In The New Midlife Self-Writing, Wittman treats recent self-writing by Rachel Cusk, Roxane Gay, Sarah Manguso, and Maggie Nelson, carefully situating these vital midlife works within the history of self-writing. She argues that they renew and redirect the autobiographical trajectories characteristic of earlier self-writing by switching their orientation to face the future and by celebrating midlife as growing season, a time of Bildung. In each chapter, writer-by-writer, she demonstrates how the midlife self-writers in question trace confident and future-oriented paths through the past, rejecting triumphalism and complicating both identity and individualism, just as they refine and redefine genres.
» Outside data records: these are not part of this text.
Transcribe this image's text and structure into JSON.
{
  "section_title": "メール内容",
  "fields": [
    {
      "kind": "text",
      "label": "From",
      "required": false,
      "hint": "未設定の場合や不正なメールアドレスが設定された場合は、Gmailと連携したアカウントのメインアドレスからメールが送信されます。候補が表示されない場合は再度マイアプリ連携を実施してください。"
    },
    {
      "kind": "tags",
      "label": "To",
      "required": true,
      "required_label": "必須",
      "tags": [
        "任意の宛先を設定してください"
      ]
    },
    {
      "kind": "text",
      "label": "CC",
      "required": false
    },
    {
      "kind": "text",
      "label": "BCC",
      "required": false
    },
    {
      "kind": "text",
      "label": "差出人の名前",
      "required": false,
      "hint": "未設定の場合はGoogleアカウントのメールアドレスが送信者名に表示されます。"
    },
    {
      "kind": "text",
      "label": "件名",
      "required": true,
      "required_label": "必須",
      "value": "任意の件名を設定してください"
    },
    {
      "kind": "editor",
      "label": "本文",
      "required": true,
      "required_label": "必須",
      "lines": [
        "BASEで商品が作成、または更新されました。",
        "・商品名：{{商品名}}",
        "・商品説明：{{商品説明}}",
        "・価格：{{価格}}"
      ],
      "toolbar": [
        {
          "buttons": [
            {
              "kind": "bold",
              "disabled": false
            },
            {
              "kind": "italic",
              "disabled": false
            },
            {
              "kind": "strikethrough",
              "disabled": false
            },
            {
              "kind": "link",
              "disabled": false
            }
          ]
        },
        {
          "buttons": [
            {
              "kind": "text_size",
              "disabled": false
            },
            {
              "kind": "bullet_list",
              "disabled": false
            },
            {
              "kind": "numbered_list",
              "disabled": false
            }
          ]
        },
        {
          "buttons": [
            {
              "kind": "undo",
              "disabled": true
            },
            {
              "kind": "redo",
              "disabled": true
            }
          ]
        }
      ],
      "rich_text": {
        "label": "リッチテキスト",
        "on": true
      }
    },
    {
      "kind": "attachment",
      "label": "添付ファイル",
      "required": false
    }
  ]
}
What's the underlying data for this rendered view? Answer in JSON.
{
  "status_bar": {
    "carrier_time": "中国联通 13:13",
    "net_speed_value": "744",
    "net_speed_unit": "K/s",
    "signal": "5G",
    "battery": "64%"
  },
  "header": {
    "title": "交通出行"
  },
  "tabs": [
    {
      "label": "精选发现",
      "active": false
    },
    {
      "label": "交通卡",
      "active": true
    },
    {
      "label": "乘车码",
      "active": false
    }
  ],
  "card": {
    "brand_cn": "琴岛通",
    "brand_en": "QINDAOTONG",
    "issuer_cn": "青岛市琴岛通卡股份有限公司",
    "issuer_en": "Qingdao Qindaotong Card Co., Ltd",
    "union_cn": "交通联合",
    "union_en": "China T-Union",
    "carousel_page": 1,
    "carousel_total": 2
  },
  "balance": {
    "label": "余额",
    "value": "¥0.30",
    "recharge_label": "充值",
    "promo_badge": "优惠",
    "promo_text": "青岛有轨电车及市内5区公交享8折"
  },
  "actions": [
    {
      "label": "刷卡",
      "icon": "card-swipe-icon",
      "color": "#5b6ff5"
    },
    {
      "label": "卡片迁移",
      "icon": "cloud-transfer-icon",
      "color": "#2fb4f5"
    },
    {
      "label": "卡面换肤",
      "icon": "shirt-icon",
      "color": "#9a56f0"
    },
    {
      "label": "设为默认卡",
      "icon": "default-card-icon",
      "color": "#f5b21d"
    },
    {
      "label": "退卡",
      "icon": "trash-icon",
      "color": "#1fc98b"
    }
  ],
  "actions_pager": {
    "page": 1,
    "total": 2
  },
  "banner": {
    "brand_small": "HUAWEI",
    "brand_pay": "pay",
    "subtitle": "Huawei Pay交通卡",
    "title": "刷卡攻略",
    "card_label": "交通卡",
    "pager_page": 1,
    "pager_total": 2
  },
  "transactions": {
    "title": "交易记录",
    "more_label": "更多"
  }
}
Exploring these midlife self-writers as chroniclers of Generation X’s midlife in particular, Wittman coins the term "digital absence" to map their unique relationship to new forms of knowledge and knowledge gathering in an Information Age that they are both of and set apart from. She theorizes that their works share a "pedagogical style," a style characterized by clarity, exposition, and classical rhetoric, and a concern with the classroom, offering a warrant for reading them in pedagogical terms in concert with traditional scholarly approaches. Furthermore, Wittman presents readers with an overview of future midlife self-writing as well as self-writing overall, concluding that we might be looking at the scholarship of the future.
Table of Contents
Chapter One: Rachel Cusk: The Expansive
Chapter Two: Roxane Gay: The Charismatic
Chapter Three: Sarah Manguso: The Polymath
Chapter Four: Maggie Nelson: The Conversationalist
Coda: Midlife Self-Writing and the Scholarship of the Future
Emily O. Wittman is an associate professor and comparatist in the English Department at the University of Alabama. She is the author of number journal articles and essays and is the co-editor (with Maria DiBattista) of Modernism and Autobiography and The Cambridge Companion to Autobiography (both published in 2014). She is a translator of the French philosopher Félix Guattari.